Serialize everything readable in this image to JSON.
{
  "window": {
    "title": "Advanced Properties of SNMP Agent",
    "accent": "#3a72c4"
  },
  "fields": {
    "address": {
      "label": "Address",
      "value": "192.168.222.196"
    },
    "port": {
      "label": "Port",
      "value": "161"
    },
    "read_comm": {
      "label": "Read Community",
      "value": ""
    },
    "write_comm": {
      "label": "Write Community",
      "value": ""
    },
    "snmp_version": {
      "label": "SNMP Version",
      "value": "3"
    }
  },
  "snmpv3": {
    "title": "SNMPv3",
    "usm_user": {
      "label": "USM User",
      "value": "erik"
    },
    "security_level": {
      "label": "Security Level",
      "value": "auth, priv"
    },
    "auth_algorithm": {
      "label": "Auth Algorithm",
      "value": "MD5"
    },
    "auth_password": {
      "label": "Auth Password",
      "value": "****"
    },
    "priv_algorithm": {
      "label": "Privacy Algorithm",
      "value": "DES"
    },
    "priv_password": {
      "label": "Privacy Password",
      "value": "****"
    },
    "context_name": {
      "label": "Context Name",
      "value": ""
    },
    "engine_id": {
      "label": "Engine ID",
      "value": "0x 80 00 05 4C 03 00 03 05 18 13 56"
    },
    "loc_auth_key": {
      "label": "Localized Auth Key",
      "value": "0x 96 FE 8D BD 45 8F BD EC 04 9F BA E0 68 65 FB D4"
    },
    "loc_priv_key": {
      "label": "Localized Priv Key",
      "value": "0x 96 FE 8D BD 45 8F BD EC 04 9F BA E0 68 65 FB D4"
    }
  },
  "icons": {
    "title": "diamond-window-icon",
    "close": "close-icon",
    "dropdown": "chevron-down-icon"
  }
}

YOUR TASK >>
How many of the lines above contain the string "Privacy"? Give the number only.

THE COMPLETED TASK >>
2